Republicans have crowed that the number of Ohio-registered Republicans voting early has increased from 2008. The problem with this assertion is that Ohio does not have party registration. "Party" in Ohio is a record of the last party primary a voter participated in. Naturally, with only a contested 2012 Republican presidential primary, the number of "registered Republicans" in the state increased. Because party statistics are so deeply confounded in Ohio, I prefer to examine patterns of early voting across counties.
A significant change in Ohio is that election officials mailed an absentee ballot application to every registered voter. This appears to have stimulated interest in mail balloting.
In Hamilton County, home of Cincinnati, it is possible to make an apples-to-apples comparison at the same point in time to the 2008 election by examining data provided by the county election officials. The number of ballot applications is currently at 84,999 compared to 60,005 in 2008. A 42 percent increase.
Compare Hamilton to a rural county like Defiance. So far, there are 3,021 ballot applications in 2012, compared with 1,935 applications in 2008. A 56 percent increase.

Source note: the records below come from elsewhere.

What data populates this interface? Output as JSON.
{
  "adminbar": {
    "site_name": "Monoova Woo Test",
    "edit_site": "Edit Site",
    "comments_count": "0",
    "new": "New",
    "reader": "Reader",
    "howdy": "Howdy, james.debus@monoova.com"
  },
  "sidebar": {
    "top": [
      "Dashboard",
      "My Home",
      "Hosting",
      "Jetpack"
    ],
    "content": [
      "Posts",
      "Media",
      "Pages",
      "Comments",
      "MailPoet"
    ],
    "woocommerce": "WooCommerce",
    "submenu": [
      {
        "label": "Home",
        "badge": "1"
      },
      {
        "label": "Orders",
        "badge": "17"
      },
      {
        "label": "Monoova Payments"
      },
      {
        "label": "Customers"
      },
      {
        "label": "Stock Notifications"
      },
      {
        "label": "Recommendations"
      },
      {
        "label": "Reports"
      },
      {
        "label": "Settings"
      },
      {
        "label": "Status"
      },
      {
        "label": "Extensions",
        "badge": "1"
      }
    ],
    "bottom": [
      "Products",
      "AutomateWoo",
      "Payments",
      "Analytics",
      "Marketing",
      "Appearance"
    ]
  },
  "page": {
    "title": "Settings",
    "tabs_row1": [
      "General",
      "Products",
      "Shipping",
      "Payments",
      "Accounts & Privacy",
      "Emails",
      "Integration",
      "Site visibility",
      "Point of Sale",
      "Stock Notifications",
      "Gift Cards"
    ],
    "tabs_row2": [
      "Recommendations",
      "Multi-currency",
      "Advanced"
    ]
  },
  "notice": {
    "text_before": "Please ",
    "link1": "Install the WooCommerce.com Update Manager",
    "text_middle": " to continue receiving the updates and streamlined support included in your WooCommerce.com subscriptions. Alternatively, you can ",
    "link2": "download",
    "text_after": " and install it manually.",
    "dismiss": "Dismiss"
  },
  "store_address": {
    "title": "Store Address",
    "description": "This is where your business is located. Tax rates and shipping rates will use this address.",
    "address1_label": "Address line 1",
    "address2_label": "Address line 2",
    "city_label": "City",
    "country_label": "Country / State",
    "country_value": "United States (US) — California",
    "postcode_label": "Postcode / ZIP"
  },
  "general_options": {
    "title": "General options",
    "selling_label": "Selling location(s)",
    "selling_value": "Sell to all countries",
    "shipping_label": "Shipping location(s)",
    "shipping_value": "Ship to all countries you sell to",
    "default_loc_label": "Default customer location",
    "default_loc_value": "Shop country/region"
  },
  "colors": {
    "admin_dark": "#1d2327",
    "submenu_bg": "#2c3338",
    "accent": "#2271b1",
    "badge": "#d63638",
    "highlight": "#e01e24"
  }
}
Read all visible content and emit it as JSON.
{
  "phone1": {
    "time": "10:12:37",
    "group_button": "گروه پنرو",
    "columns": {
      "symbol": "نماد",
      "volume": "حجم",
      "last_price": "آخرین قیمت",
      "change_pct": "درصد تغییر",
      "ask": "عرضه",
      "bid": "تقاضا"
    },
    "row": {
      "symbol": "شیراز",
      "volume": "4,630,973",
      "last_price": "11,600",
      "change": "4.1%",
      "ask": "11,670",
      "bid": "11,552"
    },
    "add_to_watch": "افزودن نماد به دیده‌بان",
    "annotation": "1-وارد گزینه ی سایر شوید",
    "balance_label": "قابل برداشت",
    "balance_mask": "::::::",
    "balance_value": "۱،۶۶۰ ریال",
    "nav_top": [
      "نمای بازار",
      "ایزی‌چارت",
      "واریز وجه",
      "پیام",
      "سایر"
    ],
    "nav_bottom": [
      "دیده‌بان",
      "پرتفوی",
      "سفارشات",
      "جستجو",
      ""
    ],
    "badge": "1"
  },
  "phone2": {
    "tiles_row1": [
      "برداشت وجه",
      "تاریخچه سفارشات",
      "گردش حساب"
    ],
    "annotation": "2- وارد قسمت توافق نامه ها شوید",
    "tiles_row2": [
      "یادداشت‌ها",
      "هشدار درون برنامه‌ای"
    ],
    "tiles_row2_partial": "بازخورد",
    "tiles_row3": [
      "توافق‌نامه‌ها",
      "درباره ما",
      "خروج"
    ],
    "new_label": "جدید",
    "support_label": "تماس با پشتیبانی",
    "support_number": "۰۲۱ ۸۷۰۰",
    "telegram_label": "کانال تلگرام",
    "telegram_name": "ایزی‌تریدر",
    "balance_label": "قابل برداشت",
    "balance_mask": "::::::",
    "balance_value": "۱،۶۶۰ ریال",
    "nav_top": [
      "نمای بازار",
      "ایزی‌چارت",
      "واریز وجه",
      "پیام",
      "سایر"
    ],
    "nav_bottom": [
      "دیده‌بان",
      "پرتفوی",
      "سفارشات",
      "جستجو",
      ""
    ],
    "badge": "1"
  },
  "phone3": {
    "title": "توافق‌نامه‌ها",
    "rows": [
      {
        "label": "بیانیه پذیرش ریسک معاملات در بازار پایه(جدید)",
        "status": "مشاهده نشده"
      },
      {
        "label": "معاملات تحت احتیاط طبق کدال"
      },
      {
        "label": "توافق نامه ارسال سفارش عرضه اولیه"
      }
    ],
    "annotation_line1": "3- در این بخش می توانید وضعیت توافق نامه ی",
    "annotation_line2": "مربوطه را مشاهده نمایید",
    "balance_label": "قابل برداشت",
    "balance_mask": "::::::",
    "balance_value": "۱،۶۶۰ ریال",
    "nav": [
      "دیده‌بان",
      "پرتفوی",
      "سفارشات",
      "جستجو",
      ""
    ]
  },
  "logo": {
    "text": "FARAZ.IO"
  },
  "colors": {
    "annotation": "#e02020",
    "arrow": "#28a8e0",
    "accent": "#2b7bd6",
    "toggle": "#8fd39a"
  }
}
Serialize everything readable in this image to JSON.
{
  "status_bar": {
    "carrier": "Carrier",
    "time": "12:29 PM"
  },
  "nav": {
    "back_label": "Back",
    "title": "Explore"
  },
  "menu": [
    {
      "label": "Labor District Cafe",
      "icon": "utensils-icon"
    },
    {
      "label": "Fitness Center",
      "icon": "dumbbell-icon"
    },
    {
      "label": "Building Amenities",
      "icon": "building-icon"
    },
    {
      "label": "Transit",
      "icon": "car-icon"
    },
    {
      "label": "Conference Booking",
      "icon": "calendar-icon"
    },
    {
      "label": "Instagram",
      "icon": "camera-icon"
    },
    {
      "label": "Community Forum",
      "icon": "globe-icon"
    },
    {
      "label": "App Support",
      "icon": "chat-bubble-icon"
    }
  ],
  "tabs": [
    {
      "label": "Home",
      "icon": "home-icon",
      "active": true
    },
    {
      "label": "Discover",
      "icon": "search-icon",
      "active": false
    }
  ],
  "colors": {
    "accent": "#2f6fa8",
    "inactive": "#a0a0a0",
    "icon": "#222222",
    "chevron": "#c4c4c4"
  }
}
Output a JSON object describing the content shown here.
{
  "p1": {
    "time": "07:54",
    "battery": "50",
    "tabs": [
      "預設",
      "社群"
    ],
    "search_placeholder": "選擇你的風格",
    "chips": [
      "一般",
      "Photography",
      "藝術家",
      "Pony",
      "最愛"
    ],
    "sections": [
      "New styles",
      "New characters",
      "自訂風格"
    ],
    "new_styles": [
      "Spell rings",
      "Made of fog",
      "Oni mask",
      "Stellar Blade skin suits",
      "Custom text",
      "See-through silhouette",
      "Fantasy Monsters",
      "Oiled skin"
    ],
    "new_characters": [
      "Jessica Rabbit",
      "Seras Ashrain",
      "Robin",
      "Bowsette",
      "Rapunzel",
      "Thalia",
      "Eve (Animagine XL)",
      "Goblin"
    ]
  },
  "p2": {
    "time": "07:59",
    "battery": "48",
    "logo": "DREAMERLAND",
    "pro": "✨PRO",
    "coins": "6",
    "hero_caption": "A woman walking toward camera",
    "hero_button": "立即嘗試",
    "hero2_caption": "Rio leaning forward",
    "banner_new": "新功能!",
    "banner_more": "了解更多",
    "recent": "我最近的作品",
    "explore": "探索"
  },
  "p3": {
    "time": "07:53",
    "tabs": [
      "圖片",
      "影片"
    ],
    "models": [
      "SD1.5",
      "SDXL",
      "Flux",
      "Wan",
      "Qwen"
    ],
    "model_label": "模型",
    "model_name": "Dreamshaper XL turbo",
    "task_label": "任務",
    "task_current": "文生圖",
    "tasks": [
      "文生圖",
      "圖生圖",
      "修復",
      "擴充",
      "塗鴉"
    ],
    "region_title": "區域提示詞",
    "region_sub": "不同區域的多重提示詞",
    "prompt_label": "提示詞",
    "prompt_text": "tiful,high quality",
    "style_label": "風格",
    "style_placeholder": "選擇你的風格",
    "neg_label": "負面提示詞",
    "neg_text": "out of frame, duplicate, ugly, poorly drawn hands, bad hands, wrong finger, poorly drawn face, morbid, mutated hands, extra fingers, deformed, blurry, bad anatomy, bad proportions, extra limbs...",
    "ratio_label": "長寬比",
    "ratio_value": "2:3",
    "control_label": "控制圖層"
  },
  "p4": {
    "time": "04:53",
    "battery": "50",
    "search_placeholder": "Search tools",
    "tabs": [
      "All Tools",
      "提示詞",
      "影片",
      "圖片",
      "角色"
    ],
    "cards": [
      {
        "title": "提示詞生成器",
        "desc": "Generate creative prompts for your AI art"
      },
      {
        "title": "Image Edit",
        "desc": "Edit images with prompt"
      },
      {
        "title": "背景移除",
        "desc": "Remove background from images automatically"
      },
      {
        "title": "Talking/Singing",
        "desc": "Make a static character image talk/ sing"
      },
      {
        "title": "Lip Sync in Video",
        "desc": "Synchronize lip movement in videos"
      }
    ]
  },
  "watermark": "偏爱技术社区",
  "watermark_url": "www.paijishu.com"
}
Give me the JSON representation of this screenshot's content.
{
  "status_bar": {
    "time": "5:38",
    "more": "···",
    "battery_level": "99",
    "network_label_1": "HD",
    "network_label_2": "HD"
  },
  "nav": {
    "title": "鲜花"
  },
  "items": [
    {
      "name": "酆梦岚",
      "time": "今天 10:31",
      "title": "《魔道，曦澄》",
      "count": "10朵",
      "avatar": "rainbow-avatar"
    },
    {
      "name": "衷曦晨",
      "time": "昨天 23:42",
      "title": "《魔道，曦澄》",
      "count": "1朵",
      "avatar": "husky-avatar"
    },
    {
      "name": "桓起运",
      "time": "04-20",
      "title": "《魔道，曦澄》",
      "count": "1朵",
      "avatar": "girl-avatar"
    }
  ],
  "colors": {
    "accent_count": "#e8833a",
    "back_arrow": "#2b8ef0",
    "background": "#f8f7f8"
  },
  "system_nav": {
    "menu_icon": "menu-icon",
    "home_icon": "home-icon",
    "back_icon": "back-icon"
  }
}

Where urban counties may make up ground in the coming weeks is among in-person early voting, which is more prevalent in urban areas. Of course, another much-reported Ohio change is the cancellation of weekend early voting hours. However, so far this has not resulted in a lower volume of early voting compared to 2008 in some of the larger counties. In Cuyahoga, the number of in-person early voters in 2008 was 8,400 while in 2012 the number is 10,440 -- despite no weekend or Columbus Day voting. Still, I would caution that the heaviest volume of early voting is yet to come the week before Election Day. The change in the early voting law may thus depress some votes, but perhaps with so many people voting by mail, the effect will be offset by increased mail balloting which will also reduce Election Day congestion at the polling places.